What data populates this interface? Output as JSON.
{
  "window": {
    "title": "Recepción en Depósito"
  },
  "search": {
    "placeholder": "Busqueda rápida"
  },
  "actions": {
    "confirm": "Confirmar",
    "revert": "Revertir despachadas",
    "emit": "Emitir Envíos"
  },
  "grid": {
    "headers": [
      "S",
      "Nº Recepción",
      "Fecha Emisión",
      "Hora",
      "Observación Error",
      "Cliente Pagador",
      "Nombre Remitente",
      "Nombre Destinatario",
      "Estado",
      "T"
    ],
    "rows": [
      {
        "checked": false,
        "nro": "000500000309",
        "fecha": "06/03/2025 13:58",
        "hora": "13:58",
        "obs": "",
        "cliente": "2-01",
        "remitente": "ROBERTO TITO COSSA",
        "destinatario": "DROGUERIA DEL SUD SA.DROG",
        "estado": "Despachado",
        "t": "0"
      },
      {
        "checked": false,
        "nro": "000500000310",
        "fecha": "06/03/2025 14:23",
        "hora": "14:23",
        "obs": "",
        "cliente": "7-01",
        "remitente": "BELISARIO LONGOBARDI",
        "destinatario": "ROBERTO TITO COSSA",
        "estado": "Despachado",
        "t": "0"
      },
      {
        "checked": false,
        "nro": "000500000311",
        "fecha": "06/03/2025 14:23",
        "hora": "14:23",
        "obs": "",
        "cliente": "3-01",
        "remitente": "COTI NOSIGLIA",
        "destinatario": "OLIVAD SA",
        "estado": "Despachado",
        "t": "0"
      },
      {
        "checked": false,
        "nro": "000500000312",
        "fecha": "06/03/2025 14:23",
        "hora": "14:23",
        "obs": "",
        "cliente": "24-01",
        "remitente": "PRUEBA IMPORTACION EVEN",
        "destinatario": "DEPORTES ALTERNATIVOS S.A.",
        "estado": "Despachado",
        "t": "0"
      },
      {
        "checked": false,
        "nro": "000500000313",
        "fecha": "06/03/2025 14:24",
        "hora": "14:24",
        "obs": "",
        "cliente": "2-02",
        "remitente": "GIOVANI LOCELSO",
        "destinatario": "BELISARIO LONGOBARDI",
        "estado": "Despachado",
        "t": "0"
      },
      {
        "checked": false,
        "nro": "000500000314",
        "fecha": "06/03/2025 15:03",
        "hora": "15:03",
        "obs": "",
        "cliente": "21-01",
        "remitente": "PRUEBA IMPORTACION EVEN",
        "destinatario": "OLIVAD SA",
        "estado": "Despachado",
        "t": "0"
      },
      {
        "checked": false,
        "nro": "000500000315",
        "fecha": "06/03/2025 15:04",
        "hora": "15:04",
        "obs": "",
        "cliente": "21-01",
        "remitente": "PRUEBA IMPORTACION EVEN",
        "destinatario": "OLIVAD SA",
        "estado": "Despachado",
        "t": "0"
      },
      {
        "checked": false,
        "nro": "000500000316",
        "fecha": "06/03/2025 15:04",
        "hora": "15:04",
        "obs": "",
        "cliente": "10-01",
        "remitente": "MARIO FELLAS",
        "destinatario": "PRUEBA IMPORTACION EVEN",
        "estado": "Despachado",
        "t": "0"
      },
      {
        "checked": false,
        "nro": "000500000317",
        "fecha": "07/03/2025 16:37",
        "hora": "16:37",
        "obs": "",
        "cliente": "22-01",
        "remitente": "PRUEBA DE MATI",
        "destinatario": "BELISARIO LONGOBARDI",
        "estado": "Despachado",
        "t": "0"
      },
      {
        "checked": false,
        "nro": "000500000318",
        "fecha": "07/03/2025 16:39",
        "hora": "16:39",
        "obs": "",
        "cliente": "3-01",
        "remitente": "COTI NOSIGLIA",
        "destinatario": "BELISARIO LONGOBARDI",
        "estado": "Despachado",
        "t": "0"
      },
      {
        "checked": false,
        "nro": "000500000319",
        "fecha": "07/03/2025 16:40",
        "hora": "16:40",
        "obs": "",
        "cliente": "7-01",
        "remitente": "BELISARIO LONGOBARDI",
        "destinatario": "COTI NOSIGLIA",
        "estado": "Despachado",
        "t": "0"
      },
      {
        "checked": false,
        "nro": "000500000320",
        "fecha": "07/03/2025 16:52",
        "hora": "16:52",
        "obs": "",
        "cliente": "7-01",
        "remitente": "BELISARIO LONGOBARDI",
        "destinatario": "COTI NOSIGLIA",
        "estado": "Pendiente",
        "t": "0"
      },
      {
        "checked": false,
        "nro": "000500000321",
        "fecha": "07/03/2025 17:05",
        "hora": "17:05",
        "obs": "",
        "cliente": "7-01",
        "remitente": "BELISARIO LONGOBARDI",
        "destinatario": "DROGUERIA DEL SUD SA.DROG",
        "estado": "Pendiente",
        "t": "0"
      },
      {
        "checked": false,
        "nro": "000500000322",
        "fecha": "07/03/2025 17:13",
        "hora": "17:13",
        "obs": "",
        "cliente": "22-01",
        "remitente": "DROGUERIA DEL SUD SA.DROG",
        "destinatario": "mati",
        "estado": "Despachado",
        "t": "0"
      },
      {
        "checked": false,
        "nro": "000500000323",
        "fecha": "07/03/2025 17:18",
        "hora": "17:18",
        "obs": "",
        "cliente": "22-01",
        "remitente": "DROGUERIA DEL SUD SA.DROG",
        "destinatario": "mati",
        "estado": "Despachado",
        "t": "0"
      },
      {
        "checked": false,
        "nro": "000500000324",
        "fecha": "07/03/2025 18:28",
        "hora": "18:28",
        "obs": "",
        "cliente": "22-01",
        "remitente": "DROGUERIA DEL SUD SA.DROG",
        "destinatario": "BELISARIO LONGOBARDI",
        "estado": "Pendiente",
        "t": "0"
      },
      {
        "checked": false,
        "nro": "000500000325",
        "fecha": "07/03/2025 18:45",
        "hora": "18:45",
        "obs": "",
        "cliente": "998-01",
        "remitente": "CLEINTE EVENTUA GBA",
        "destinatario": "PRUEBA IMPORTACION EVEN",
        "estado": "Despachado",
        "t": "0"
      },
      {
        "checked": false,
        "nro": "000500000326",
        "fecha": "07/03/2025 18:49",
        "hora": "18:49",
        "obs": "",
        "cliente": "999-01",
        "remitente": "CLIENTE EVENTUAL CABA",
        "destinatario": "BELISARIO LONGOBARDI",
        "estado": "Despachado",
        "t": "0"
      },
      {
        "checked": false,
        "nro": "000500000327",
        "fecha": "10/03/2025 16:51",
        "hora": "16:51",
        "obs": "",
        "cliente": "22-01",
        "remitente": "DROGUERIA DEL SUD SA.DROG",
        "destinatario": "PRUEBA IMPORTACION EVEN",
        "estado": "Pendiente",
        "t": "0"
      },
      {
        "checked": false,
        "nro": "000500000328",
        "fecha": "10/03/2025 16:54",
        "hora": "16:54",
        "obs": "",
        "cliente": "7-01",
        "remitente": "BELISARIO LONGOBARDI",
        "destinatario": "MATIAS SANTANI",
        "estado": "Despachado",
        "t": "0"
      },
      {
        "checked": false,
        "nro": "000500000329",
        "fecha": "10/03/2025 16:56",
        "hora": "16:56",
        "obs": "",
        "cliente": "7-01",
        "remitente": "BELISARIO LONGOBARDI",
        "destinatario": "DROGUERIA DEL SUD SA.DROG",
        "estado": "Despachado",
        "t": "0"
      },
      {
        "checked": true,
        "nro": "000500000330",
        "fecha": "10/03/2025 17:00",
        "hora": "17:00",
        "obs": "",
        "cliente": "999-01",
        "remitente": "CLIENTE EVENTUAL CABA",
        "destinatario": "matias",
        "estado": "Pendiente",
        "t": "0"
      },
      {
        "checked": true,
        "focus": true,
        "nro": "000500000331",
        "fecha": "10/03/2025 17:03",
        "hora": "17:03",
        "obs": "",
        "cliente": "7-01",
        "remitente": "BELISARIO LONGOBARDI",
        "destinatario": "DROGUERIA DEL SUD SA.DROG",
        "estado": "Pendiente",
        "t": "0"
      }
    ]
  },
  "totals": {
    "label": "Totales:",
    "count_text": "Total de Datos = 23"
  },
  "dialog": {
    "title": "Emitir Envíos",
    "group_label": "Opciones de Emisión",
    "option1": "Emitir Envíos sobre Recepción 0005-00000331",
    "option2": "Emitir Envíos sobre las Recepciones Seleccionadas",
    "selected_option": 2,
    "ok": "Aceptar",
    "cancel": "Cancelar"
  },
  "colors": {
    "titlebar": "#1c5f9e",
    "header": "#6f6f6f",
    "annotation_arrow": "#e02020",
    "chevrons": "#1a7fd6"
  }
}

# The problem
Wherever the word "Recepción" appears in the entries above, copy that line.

# Task result
    "title": "Recepción en Depósito"
      "Nº Recepción",
    "option1": "Emitir Envíos sobre Recepción 0005-00000331",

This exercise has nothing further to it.